Statista reports that the worldwide revenue of circular economy transactions, comprised of the categories secondhand, rental, and refurbished goods, was estimated to total roughly $339 billion in 2022. This was forecast to more than double by 2026. It’s no small wonder that this will have to be a key focus for retailers in 2024 and beyond.
Promotions Will Be More Competitive
Retailers across categories will undoubtedly find themselves in a race to the bottom. Covid-19’s impact on the supply chain meant that for a couple of years, retailers haven’t always had products to promote. Retailers have had to contend with global shipping delays, disruptions in production, and ongoing labor shortages. Now, with more stability on the cards for 2024, promotions are set to skyrocket.
Spendthrift shoppers who are dealing with the cost of living crisis will be on the lookout for the best deals. This means that an already-competitive market is about to get even more so. That being said, luxury and specialty retailers are unlikely to buckle under the pressure to promote. For example, Nike has recently announced that it will be moving away from promotions as a way to recover profitability.
FMCG retailers, however, will not have this luxury. A recent study shows that 53% of global consumers are actively looking to reduce spending on food and drink. This study continues to explain that while consumers will still seek out small indulgences, they’re looking for them at a lower price point. To get to the front of the pack, FMCG retailers will need to present competitively priced merchandise that communicates a feel of luxury (and bonus points for sustainability too!).

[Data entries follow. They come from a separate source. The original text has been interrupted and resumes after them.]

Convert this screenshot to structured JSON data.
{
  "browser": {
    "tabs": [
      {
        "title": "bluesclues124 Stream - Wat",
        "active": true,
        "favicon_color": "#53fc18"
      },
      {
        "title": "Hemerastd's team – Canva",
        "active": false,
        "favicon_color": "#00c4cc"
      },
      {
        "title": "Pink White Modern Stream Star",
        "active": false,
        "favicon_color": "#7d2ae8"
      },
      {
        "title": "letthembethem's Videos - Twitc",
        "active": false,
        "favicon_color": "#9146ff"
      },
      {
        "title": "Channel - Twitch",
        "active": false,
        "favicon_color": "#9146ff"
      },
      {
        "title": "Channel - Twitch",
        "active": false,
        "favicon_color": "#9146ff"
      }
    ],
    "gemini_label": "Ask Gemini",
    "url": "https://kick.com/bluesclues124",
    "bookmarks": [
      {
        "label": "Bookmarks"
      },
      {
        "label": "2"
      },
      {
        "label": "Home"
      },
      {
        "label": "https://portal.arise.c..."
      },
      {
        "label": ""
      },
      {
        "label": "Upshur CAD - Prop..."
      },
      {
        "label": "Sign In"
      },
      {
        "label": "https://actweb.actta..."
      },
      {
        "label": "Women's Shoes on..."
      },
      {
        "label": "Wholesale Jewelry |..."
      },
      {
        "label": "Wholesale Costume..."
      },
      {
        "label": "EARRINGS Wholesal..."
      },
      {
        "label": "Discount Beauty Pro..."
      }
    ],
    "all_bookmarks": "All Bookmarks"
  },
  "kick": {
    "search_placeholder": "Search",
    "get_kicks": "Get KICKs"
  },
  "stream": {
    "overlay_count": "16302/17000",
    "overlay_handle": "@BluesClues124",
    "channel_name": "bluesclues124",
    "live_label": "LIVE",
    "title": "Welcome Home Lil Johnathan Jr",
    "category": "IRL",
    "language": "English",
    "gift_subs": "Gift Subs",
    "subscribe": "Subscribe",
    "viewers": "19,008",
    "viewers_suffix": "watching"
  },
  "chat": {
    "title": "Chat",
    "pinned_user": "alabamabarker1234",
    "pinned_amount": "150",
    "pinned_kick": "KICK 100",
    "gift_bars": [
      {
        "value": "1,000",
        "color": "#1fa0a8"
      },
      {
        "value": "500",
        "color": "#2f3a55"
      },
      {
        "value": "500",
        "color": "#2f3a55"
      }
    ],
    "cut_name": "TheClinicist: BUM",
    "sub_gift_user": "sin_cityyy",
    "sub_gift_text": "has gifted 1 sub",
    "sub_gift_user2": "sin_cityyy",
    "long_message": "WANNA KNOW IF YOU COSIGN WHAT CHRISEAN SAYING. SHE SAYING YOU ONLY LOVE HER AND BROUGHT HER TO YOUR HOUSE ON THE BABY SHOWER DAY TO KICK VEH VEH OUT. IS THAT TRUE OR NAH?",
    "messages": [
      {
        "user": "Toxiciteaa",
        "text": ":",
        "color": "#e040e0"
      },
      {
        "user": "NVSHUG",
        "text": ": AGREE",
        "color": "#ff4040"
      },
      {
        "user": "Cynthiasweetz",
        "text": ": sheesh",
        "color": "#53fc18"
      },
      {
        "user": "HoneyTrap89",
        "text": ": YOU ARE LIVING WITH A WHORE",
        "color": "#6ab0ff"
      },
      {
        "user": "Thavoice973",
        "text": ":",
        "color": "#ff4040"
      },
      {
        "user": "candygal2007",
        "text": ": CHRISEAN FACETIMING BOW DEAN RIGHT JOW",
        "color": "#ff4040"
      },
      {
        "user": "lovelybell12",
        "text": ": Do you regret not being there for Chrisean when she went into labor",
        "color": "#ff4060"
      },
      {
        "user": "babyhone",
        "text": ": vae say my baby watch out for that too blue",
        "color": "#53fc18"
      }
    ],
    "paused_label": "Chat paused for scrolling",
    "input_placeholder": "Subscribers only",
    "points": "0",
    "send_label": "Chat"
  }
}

Critical here is that retailers maintain pricing consistency across all touchpoints. All brand platforms should reflect minimal price discrepancies. For example, merchandise sold online cannot be vastly more expensive than in stores, and vice versa. Because budgets are tight, shoppers are diligently researching prices before heading to checkout. In fact, Think With Google suggests that 53% of shoppers research before they buy to ensure they’re getting the best deal.
The trajectory for the year ahead strikes a balance between tradition and innovation. Physical stores are as resilient as ever and are evolving into strategic hubs for customer engagement and acquisition. Simultaneously, artificial intelligence is carving out its niche, revolutionizing personalized marketing efforts and shopper experiences both online and offline. Furthermore, the clarion call for sustainability is ringing louder, with consumers increasingly favoring products aligned with ethical practices and circular economy principles.
In this race for consumer attention and loyalty, retailers must also navigate the intricacies of a more competitive promotional landscape. Stability in the supply chain signals a resurgence of promotions, with shoppers, especially in the FMCG sector, on the lookout for compelling deals. The key lies in maintaining pricing consistency across all touchpoints, catering to the discerning shopper who researches prices before making a purchase. The stage is set for an exciting and transformative year in retail, where adaptability, innovation, and sustainability will be the guiding principles for success.
About the author:
Ashton Kirsten, Marketing Communications Coordinator, RetailNext
Ashton holds a Master's Degree in English and is passionate about starting conversations through impactful content and executing data-driven creative strategies. She is based in Johannesburg, South Africa, where she can be found reading, writing and researching.